In expressing support for the proposed reforms, some submissions also called for substantive reconsideration of the existing connection between financial advice and ‘financial products’ in the regulatory framework.
The ALRC noted in Interim Report A that the proposed reforms could facilitate, though would not necessitate, more substantive changes to the regulation of financial advice.
By contrast, the Insurance Council of Australia said the proposal could “have the potential to increase, rather than reduce, complexity in relation to the operation of the advice provisions in the Corporations Act”.
University of New South Wales (UNSW) associate professor, Marina Nehme, agreed the proposed reforms might result in greater confusion, and suggested that the relative obligations of financial service providers when providing personal advice versus general advice could instead be clarified through the inclusion of a table setting out the different obligations in the statute.
Both UNSW professor, Pamela Hanrahan, and the Law Council of Australia queried whether ‘general advice’ should continue to be regulated as a financial service.
In their view, general advice was a ‘business communication’ that should therefore fall under consumer laws, whereas regulating it as a financial service created “an expectation that an agency, such as the Australian Securities and Investments Commission, is overseeing it for quality”.

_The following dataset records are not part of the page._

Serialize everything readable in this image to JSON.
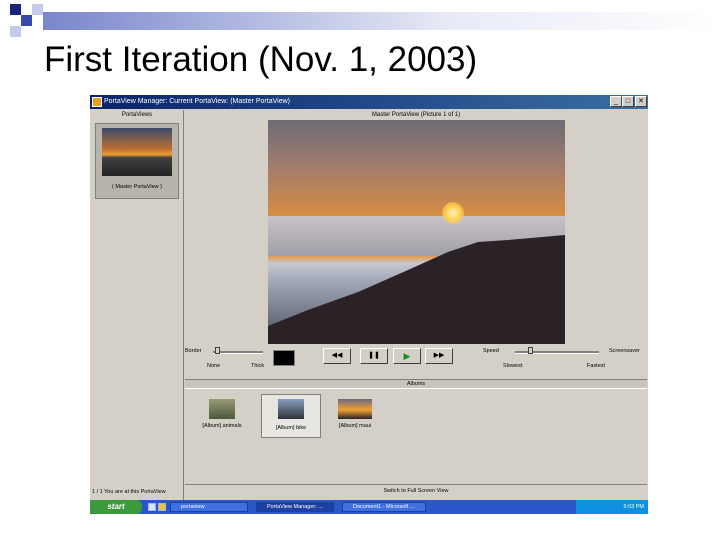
{
  "slide": {
    "title": "First Iteration (Nov. 1, 2003)"
  },
  "window": {
    "title": "PortaView Manager: Current PortaView: (Master PortaView)"
  },
  "left_pane": {
    "header": "PortaViews",
    "selected_item": "( Master PortaView )",
    "status_text": "1 / 1 You are at this PortaView"
  },
  "main": {
    "header": "Master PortaView (Picture 1 of 1)",
    "border_label": "Border",
    "border_min": "None",
    "border_max": "Thick",
    "speed_label": "Speed",
    "speed_min": "Slowest",
    "speed_max": "Fastest",
    "screensaver_label": "Screensaver",
    "buttons": {
      "rewind": "◀◀",
      "pause": "❚❚",
      "play": "▶",
      "forward": "▶▶"
    }
  },
  "albums": {
    "header": "Albums",
    "items": [
      {
        "label": "[Album] animals"
      },
      {
        "label": "[Album] bike"
      },
      {
        "label": "[Album] maui"
      }
    ]
  },
  "switch_label": "Switch to Full Screen View",
  "taskbar": {
    "start": "start",
    "tasks": [
      {
        "label": "portaview"
      },
      {
        "label": "PortaView Manager: ..."
      },
      {
        "label": "Document1 - Microsoft ..."
      }
    ],
    "clock": "6:03 PM"
  },
  "colors": {
    "title_bar": "#0a246a",
    "taskbar": "#2a56c8",
    "start_button": "#3c9a3c",
    "play_icon": "#1c8a1c"
  }
}
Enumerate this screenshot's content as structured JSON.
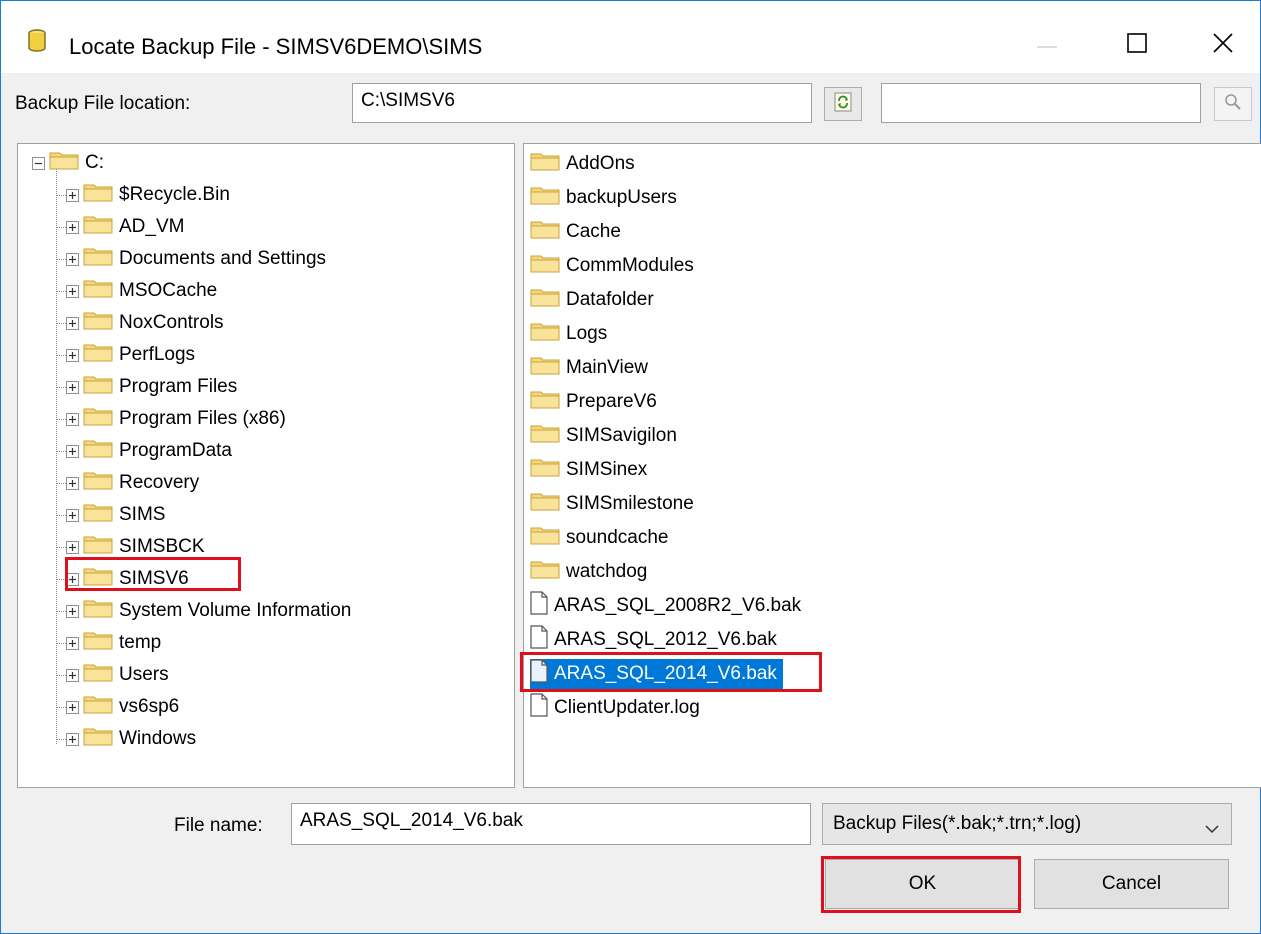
{
  "window": {
    "title": "Locate Backup File - SIMSV6DEMO\\SIMS",
    "icon": "database-icon",
    "controls": [
      "minimize-icon",
      "maximize-icon",
      "close-icon"
    ]
  },
  "location": {
    "label": "Backup File location:",
    "value": "C:\\SIMSV6",
    "refresh_icon": "refresh-icon",
    "search_value": "",
    "search_icon": "search-icon"
  },
  "tree": {
    "root": "C:",
    "items": [
      "$Recycle.Bin",
      "AD_VM",
      "Documents and Settings",
      "MSOCache",
      "NoxControls",
      "PerfLogs",
      "Program Files",
      "Program Files (x86)",
      "ProgramData",
      "Recovery",
      "SIMS",
      "SIMSBCK",
      "SIMSV6",
      "System Volume Information",
      "temp",
      "Users",
      "vs6sp6",
      "Windows"
    ],
    "highlighted_item": "SIMSV6"
  },
  "files": {
    "folders": [
      "AddOns",
      "backupUsers",
      "Cache",
      "CommModules",
      "Datafolder",
      "Logs",
      "MainView",
      "PrepareV6",
      "SIMSavigilon",
      "SIMSinex",
      "SIMSmilestone",
      "soundcache",
      "watchdog"
    ],
    "documents": [
      "ARAS_SQL_2008R2_V6.bak",
      "ARAS_SQL_2012_V6.bak",
      "ARAS_SQL_2014_V6.bak",
      "ClientUpdater.log"
    ],
    "selected": "ARAS_SQL_2014_V6.bak"
  },
  "footer": {
    "file_name_label": "File name:",
    "file_name_value": "ARAS_SQL_2014_V6.bak",
    "filter_value": "Backup Files(*.bak;*.trn;*.log)",
    "ok_label": "OK",
    "cancel_label": "Cancel"
  },
  "colors": {
    "selection": "#0078d7",
    "highlight": "#e0101a",
    "folder": "#f5d77a"
  }
}
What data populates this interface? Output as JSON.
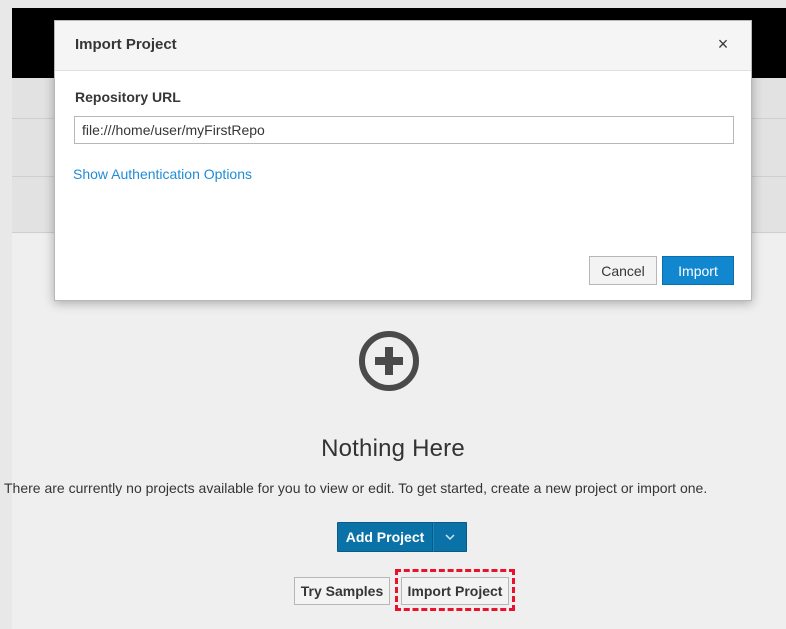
{
  "modal": {
    "title": "Import Project",
    "close_icon": "close-icon",
    "field_label": "Repository URL",
    "url_value": "file:///home/user/myFirstRepo",
    "auth_link": "Show Authentication Options",
    "cancel_label": "Cancel",
    "import_label": "Import"
  },
  "empty_state": {
    "icon": "plus-circle-icon",
    "title": "Nothing Here",
    "text": "There are currently no projects available for you to view or edit. To get started, create a new project or import one.",
    "add_project_label": "Add Project",
    "dropdown_icon": "chevron-down-icon",
    "try_samples_label": "Try Samples",
    "import_project_label": "Import Project"
  },
  "colors": {
    "primary": "#1187d0",
    "dark_primary": "#0b72a8",
    "link": "#1f8dd6",
    "highlight": "#e8132b"
  }
}
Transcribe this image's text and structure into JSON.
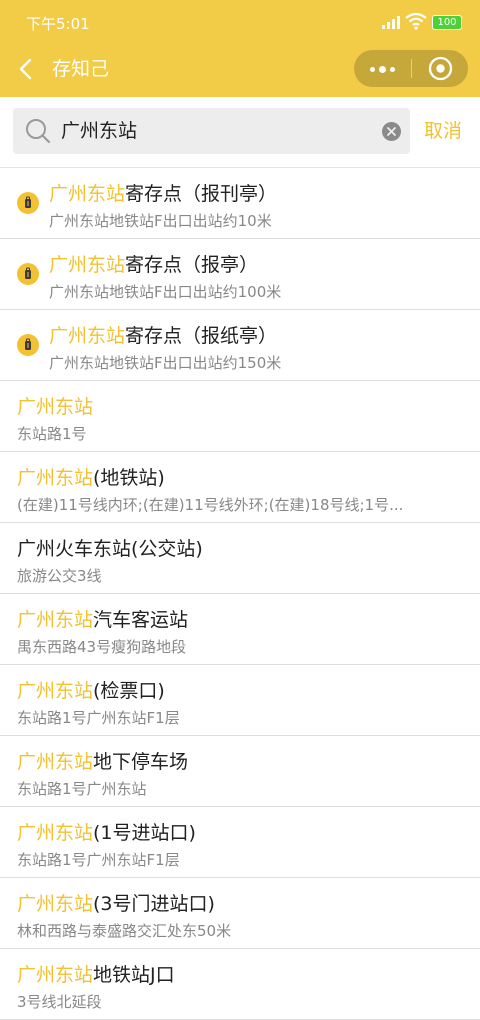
{
  "status_bar": {
    "time": "下午5:01",
    "battery": "100"
  },
  "nav": {
    "title": "存知己"
  },
  "colors": {
    "brand": "#f2cc46",
    "highlight": "#f2c232",
    "text": "#222222",
    "sub": "#888888"
  },
  "search": {
    "value": "广州东站",
    "cancel_label": "取消"
  },
  "results": [
    {
      "type": "pin",
      "hl": "广州东站",
      "rest": "寄存点（报刊亭）",
      "sub": "广州东站地铁站F出口出站约10米"
    },
    {
      "type": "pin",
      "hl": "广州东站",
      "rest": "寄存点（报亭）",
      "sub": "广州东站地铁站F出口出站约100米"
    },
    {
      "type": "pin",
      "hl": "广州东站",
      "rest": "寄存点（报纸亭）",
      "sub": "广州东站地铁站F出口出站约150米"
    },
    {
      "type": "place",
      "hl": "广州东站",
      "rest": "",
      "sub": "东站路1号"
    },
    {
      "type": "place",
      "hl": "广州东站",
      "rest": "(地铁站)",
      "sub": "(在建)11号线内环;(在建)11号线外环;(在建)18号线;1号..."
    },
    {
      "type": "place",
      "hl": "",
      "rest": "广州火车东站(公交站)",
      "sub": "旅游公交3线"
    },
    {
      "type": "place",
      "hl": "广州东站",
      "rest": "汽车客运站",
      "sub": "禺东西路43号瘦狗路地段"
    },
    {
      "type": "place",
      "hl": "广州东站",
      "rest": "(检票口)",
      "sub": "东站路1号广州东站F1层"
    },
    {
      "type": "place",
      "hl": "广州东站",
      "rest": "地下停车场",
      "sub": "东站路1号广州东站"
    },
    {
      "type": "place",
      "hl": "广州东站",
      "rest": "(1号进站口)",
      "sub": "东站路1号广州东站F1层"
    },
    {
      "type": "place",
      "hl": "广州东站",
      "rest": "(3号门进站口)",
      "sub": "林和西路与泰盛路交汇处东50米"
    },
    {
      "type": "place",
      "hl": "广州东站",
      "rest": "地铁站J口",
      "sub": "3号线北延段"
    }
  ]
}
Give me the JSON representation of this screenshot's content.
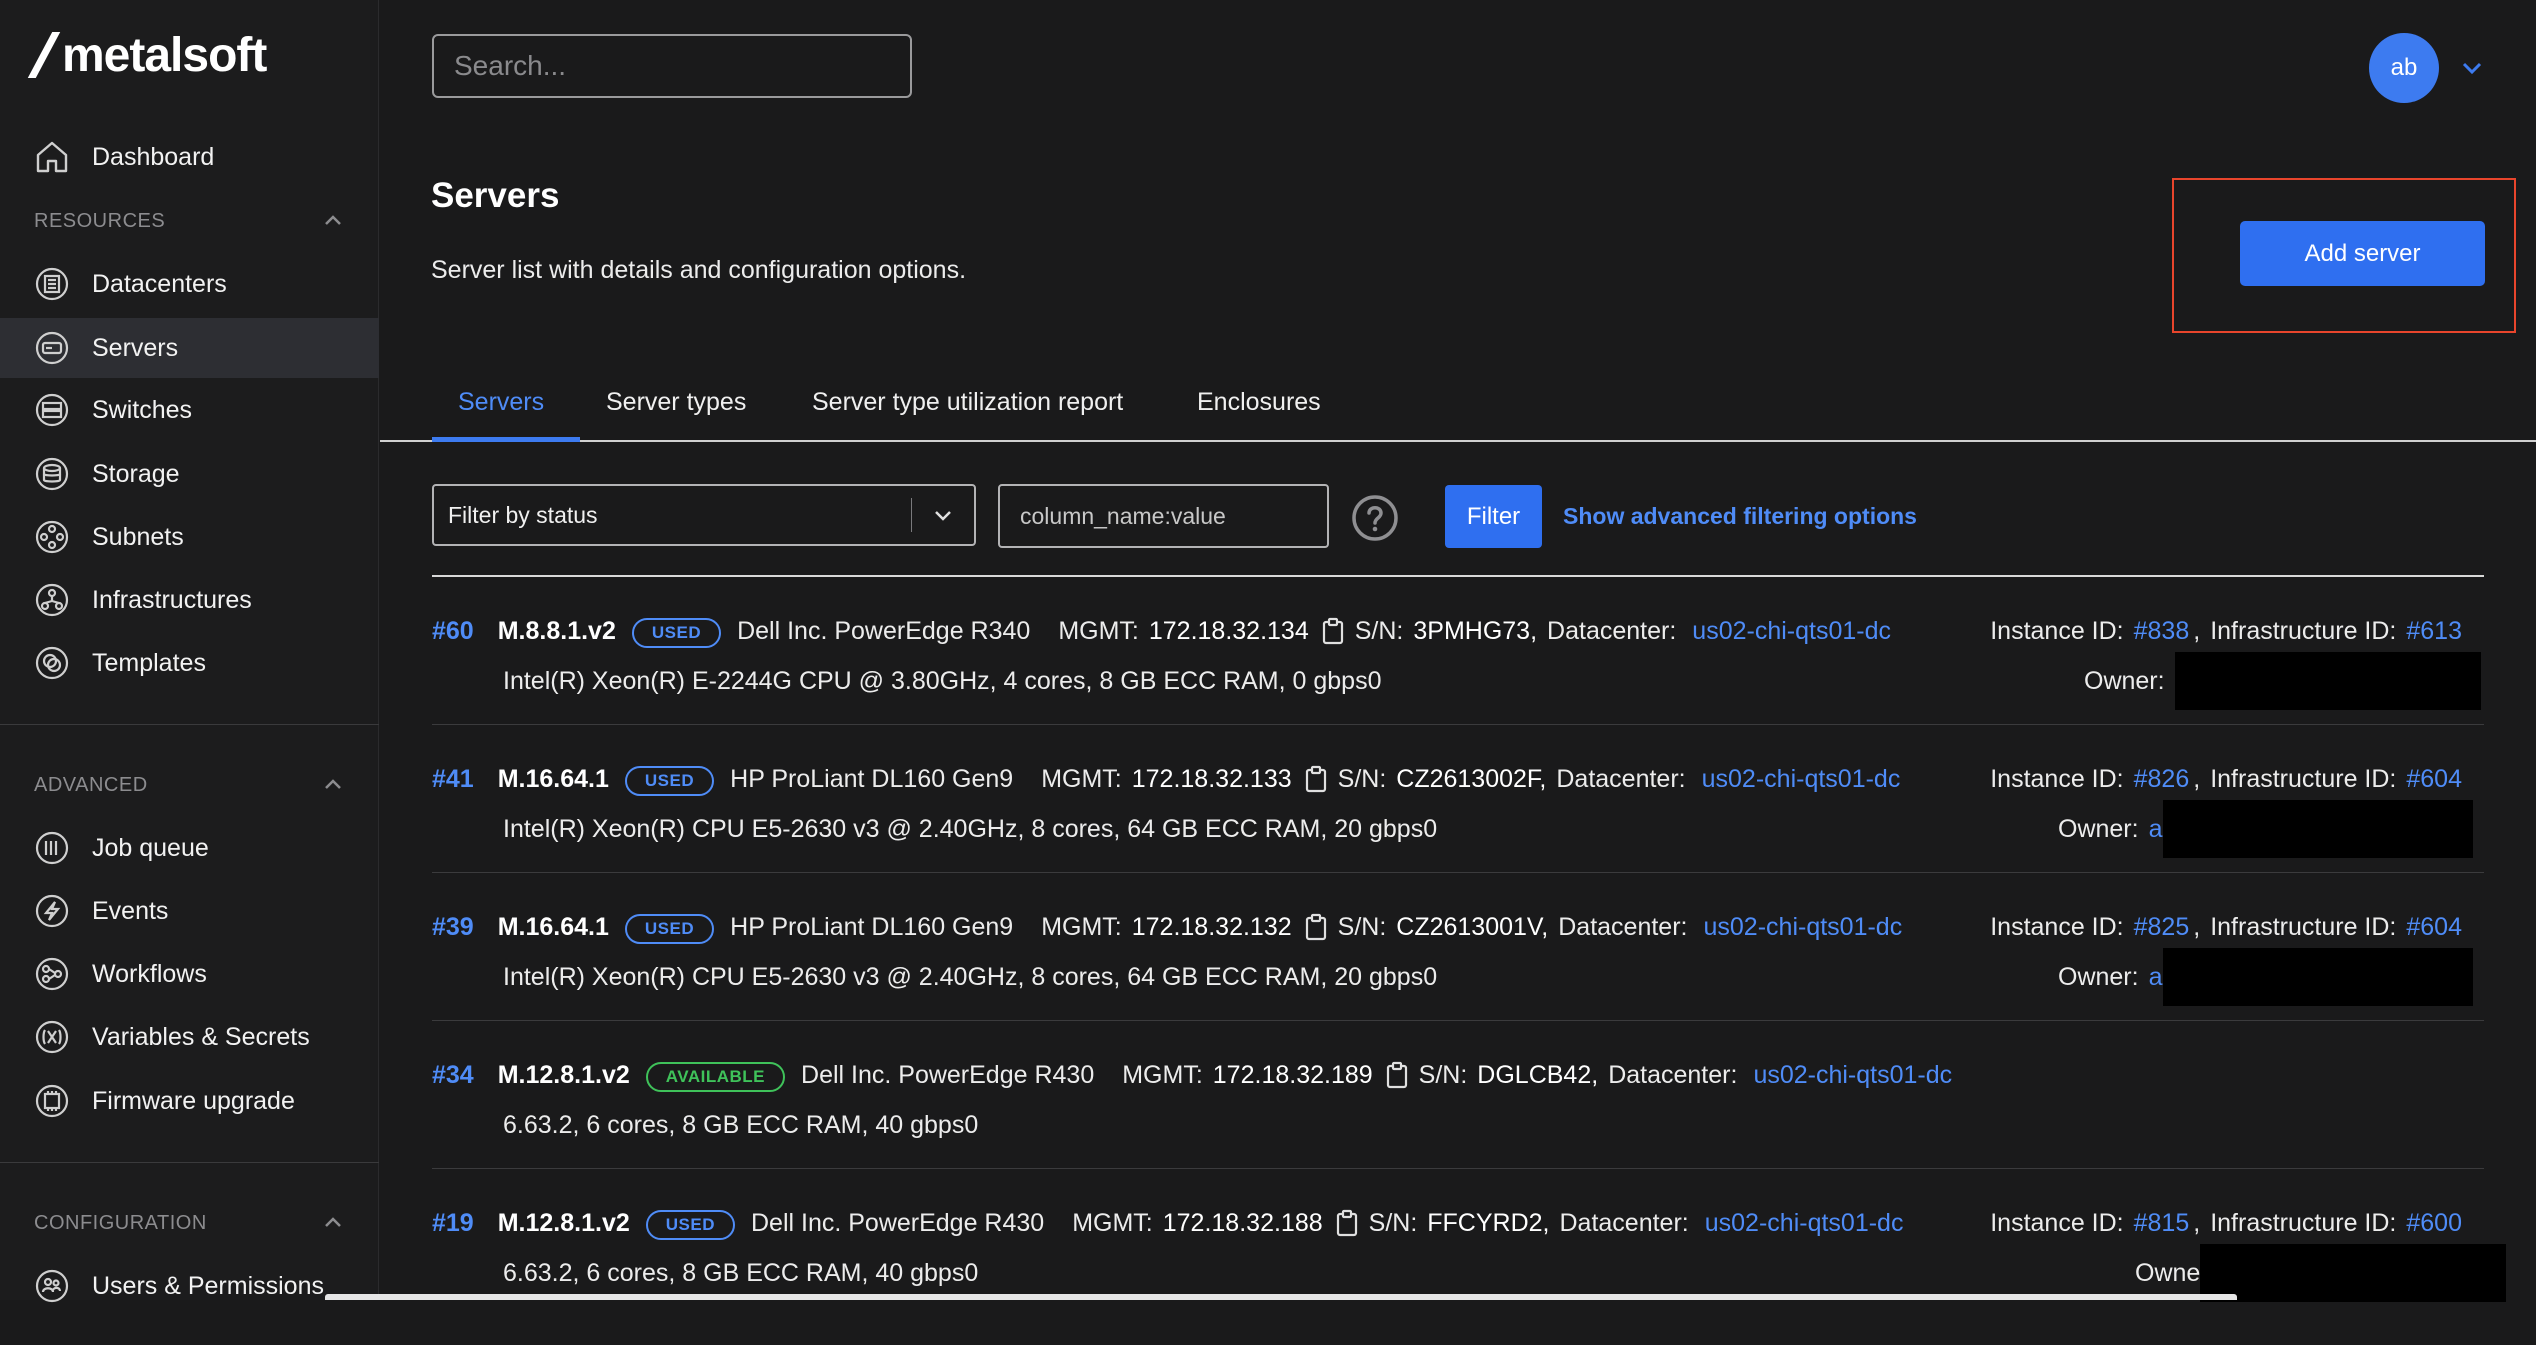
{
  "app": {
    "logo_text": "metalsoft"
  },
  "search": {
    "placeholder": "Search..."
  },
  "user": {
    "initials": "ab"
  },
  "sidebar": {
    "dashboard": "Dashboard",
    "sections": [
      {
        "title": "RESOURCES",
        "items": [
          "Datacenters",
          "Servers",
          "Switches",
          "Storage",
          "Subnets",
          "Infrastructures",
          "Templates"
        ]
      },
      {
        "title": "ADVANCED",
        "items": [
          "Job queue",
          "Events",
          "Workflows",
          "Variables & Secrets",
          "Firmware upgrade"
        ]
      },
      {
        "title": "CONFIGURATION",
        "items": [
          "Users & Permissions"
        ]
      }
    ],
    "active_item": "Servers"
  },
  "page": {
    "title": "Servers",
    "subtitle": "Server list with details and configuration options.",
    "add_button": "Add server"
  },
  "tabs": [
    "Servers",
    "Server types",
    "Server type utilization report",
    "Enclosures"
  ],
  "active_tab": "Servers",
  "filters": {
    "status_placeholder": "Filter by status",
    "query_placeholder": "column_name:value",
    "filter_button": "Filter",
    "advanced_link": "Show advanced filtering options"
  },
  "labels": {
    "mgmt": "MGMT:",
    "sn": "S/N:",
    "datacenter": "Datacenter:",
    "instance_id": "Instance ID:",
    "infrastructure_id": "Infrastructure ID:",
    "owner": "Owner:",
    "owner_short": "Owne"
  },
  "servers": [
    {
      "id": "#60",
      "type": "M.8.8.1.v2",
      "status": "USED",
      "vendor": "Dell Inc. PowerEdge R340",
      "mgmt": "172.18.32.134",
      "sn": "3PMHG73,",
      "datacenter": "us02-chi-qts01-dc",
      "instance_id": "#838",
      "infrastructure_id": "#613",
      "specs": "Intel(R) Xeon(R) E-2244G CPU @ 3.80GHz, 4 cores, 8 GB ECC RAM, 0 gbps0",
      "owner_visible": ""
    },
    {
      "id": "#41",
      "type": "M.16.64.1",
      "status": "USED",
      "vendor": "HP ProLiant DL160 Gen9",
      "mgmt": "172.18.32.133",
      "sn": "CZ2613002F,",
      "datacenter": "us02-chi-qts01-dc",
      "instance_id": "#826",
      "infrastructure_id": "#604",
      "specs": "Intel(R) Xeon(R) CPU E5-2630 v3 @ 2.40GHz, 8 cores, 64 GB ECC RAM, 20 gbps0",
      "owner_visible": "a"
    },
    {
      "id": "#39",
      "type": "M.16.64.1",
      "status": "USED",
      "vendor": "HP ProLiant DL160 Gen9",
      "mgmt": "172.18.32.132",
      "sn": "CZ2613001V,",
      "datacenter": "us02-chi-qts01-dc",
      "instance_id": "#825",
      "infrastructure_id": "#604",
      "specs": "Intel(R) Xeon(R) CPU E5-2630 v3 @ 2.40GHz, 8 cores, 64 GB ECC RAM, 20 gbps0",
      "owner_visible": "a"
    },
    {
      "id": "#34",
      "type": "M.12.8.1.v2",
      "status": "AVAILABLE",
      "vendor": "Dell Inc. PowerEdge R430",
      "mgmt": "172.18.32.189",
      "sn": "DGLCB42,",
      "datacenter": "us02-chi-qts01-dc",
      "specs": "6.63.2, 6 cores, 8 GB ECC RAM, 40 gbps0"
    },
    {
      "id": "#19",
      "type": "M.12.8.1.v2",
      "status": "USED",
      "vendor": "Dell Inc. PowerEdge R430",
      "mgmt": "172.18.32.188",
      "sn": "FFCYRD2,",
      "datacenter": "us02-chi-qts01-dc",
      "instance_id": "#815",
      "infrastructure_id": "#600",
      "specs": "6.63.2, 6 cores, 8 GB ECC RAM, 40 gbps0"
    }
  ],
  "colors": {
    "accent": "#2f6ff0",
    "link": "#4f8cf7",
    "available": "#3fc25a",
    "highlight": "#e8452c",
    "bg": "#1a1a1b"
  }
}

MinterEllison also noted concerns with the proposal, because if only ‘general advice’ was “included in the definition of financial service, then that would suggest that general advice requires a licence but personal advice does not”.